Component data from apps and pages
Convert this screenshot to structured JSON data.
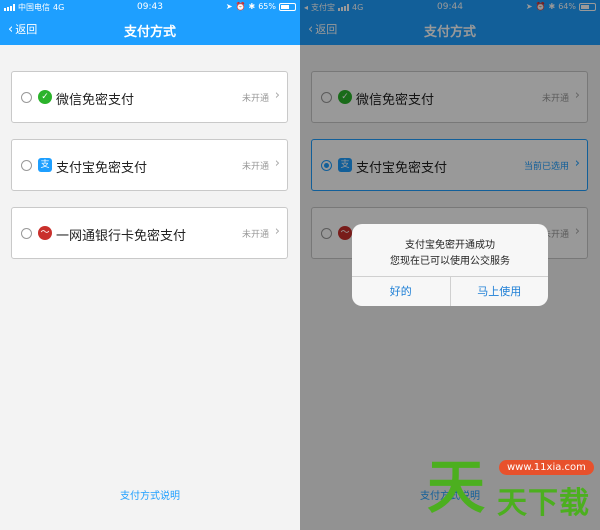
{
  "left": {
    "status": {
      "carrier": "中国电信",
      "network": "4G",
      "time": "09:43",
      "battery": "65%",
      "battery_level": 0.65
    },
    "nav": {
      "back_label": "返回",
      "title": "支付方式"
    },
    "options": [
      {
        "label": "微信免密支付",
        "status": "未开通",
        "icon": "wechat-icon",
        "selected": false
      },
      {
        "label": "支付宝免密支付",
        "status": "未开通",
        "icon": "alipay-icon",
        "selected": false
      },
      {
        "label": "一网通银行卡免密支付",
        "status": "未开通",
        "icon": "cmb-bank-icon",
        "selected": false
      }
    ],
    "explain_link": "支付方式说明"
  },
  "right": {
    "status": {
      "carrier": "支付宝",
      "network": "4G",
      "time": "09:44",
      "battery": "64%",
      "battery_level": 0.64
    },
    "nav": {
      "back_label": "返回",
      "title": "支付方式"
    },
    "options": [
      {
        "label": "微信免密支付",
        "status": "未开通",
        "icon": "wechat-icon",
        "selected": false
      },
      {
        "label": "支付宝免密支付",
        "status": "当前已选用",
        "icon": "alipay-icon",
        "selected": true
      },
      {
        "label": "",
        "status": "未开通",
        "icon": "cmb-bank-icon",
        "selected": false
      }
    ],
    "explain_link": "支付方式说明",
    "dialog": {
      "line1": "支付宝免密开通成功",
      "line2": "您现在已可以使用公交服务",
      "cancel_label": "好的",
      "confirm_label": "马上使用"
    }
  },
  "watermark": {
    "big_char": "天",
    "chars": "天下载",
    "url": "www.11xia.com"
  },
  "colors": {
    "accent": "#1e9fff",
    "wechat": "#2bb32b",
    "bank": "#c9302c",
    "watermark": "#4caf1f"
  }
}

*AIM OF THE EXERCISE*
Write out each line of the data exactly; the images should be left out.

*TASK RESULT*
Convert this screenshot to structured JSON data.
{
  "left": {
    "status": {
      "carrier": "中国电信",
      "network": "4G",
      "time": "09:43",
      "battery": "65%",
      "battery_level": 0.65
    },
    "nav": {
      "back_label": "返回",
      "title": "支付方式"
    },
    "options": [
      {
        "label": "微信免密支付",
        "status": "未开通",
        "icon": "wechat-icon",
        "selected": false
      },
      {
        "label": "支付宝免密支付",
        "status": "未开通",
        "icon": "alipay-icon",
        "selected": false
      },
      {
        "label": "一网通银行卡免密支付",
        "status": "未开通",
        "icon": "cmb-bank-icon",
        "selected": false
      }
    ],
    "explain_link": "支付方式说明"
  },
  "right": {
    "status": {
      "carrier": "支付宝",
      "network": "4G",
      "time": "09:44",
      "battery": "64%",
      "battery_level": 0.64
    },
    "nav": {
      "back_label": "返回",
      "title": "支付方式"
    },
    "options": [
      {
        "label": "微信免密支付",
        "status": "未开通",
        "icon": "wechat-icon",
        "selected": false
      },
      {
        "label": "支付宝免密支付",
        "status": "当前已选用",
        "icon": "alipay-icon",
        "selected": true
      },
      {
        "label": "",
        "status": "未开通",
        "icon": "cmb-bank-icon",
        "selected": false
      }
    ],
    "explain_link": "支付方式说明",
    "dialog": {
      "line1": "支付宝免密开通成功",
      "line2": "您现在已可以使用公交服务",
      "cancel_label": "好的",
      "confirm_label": "马上使用"
    }
  },
  "watermark": {
    "big_char": "天",
    "chars": "天下载",
    "url": "www.11xia.com"
  },
  "colors": {
    "accent": "#1e9fff",
    "wechat": "#2bb32b",
    "bank": "#c9302c",
    "watermark": "#4caf1f"
  }
}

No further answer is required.